U.S. Fugitive Apprehended in Greece
On July 25th, Greek authorities arrested the mastermind behind a major money laundering scandal involving a reported $4 billion worth of bitcoin transactions. The man, a Russian national by the name of Alexander Vinnik, is suspected of being the head of a criminal organization that “owns, operates and manages ‘one of the largest cybercrime websites in the world’” (AP, 2017). The organization has operated since 2011, accruing funds by carrying out the conversions of bitcoin from illicit computer-based activities such as hacking, identity theft, and tax fraud.
Last week, Global RADAR reported on a fine of $110 million issued by the Financial Crimes Enforcement Network (FinCEN) against the digital currency trading and exchange platform BTC-e for their violations of U.S. anti-money laundering (AML) laws. Alexander Vinnik is the reported head of this platform. Following his arrest, authorities also seized multiple mobile phones, laptops and tablets from his hotel room, which are thought to contain key data that will aid in the investigation. Vinnik has been indicted by a grand jury in California on charges of money laundering and conspiracy to commit money laundering, among others. If convicted, Vinnik faces a maximum sentence of up to 20 years in prison. Global RADAR will provide an update on the trial following its commencement.

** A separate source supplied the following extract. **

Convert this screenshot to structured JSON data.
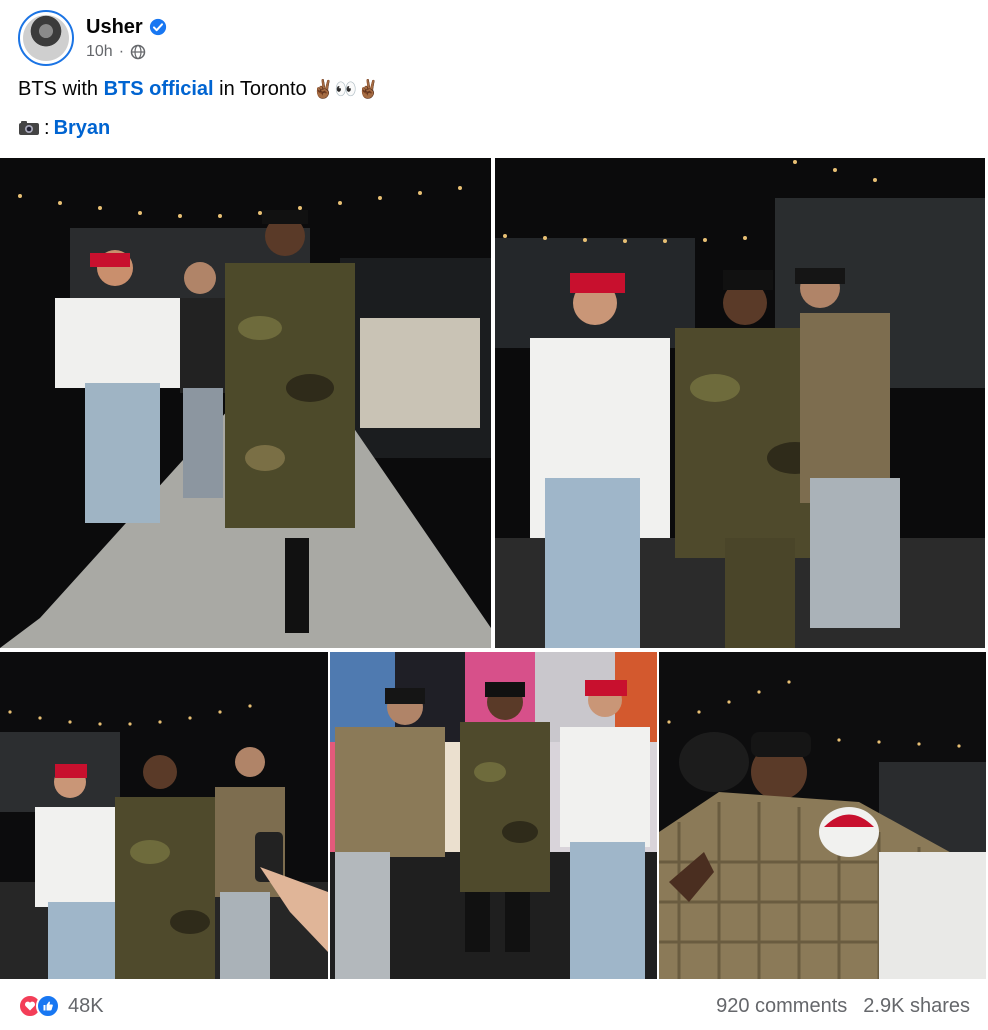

Associated Press. “Russian Wanted in US Caught in Greece for Money Laundering.” The Washington Post. 26 July 2017. Web.
Chabrol, Denis. “Canadian Gold Refinery Wants Guyana to Tighten Anti-money Laundering System; Source of Gold Systems.” Demerara Waves. 30 July 2017. Web.

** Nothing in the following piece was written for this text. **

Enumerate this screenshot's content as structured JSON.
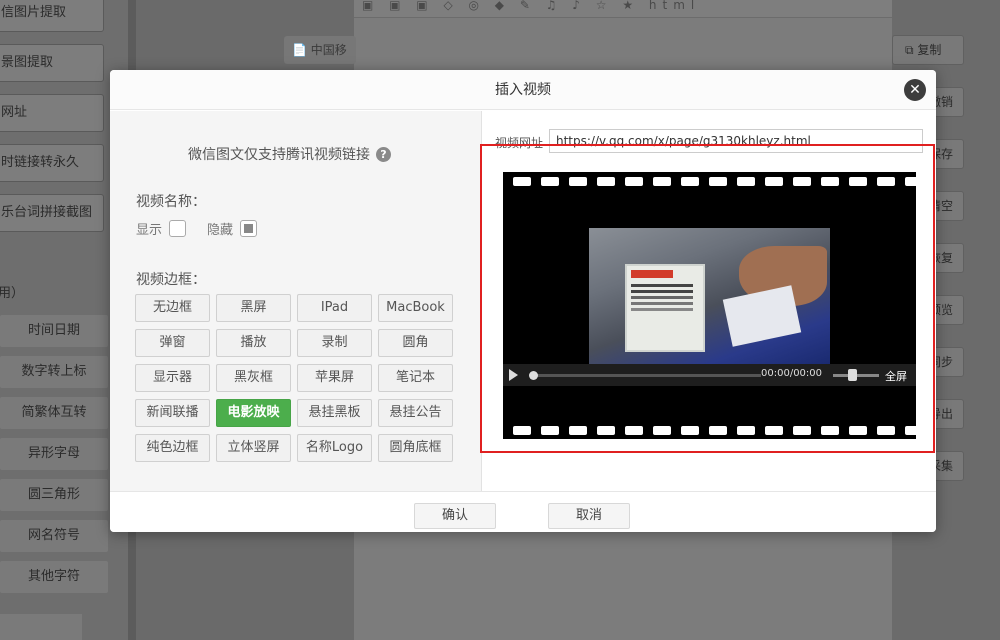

Choudhury, Amit Roy. “Fintech Sees Fewer Deals but More Money in Q2.” The Business Times. 2 Aug. 2017. Web.
Kantouris, Costas. “Greek Police See Leads in Money Laundering Suspect’s Phone.” The Associated Press. 27 July 2017. Web.
Kazeem, Yomi. “US Prosecutors Are Going after the Luxury Assets of Nigeria’s Ex-oil Minister and Her Associates.” Quartz. Quartz, 15 July 2017. Web.
Prengaman, Peter, and Mauricio Savarese. “Brazil: President Michel Temer Survives Bribery Charge Vote.” Time. Time, 2 Aug. 2017. Web.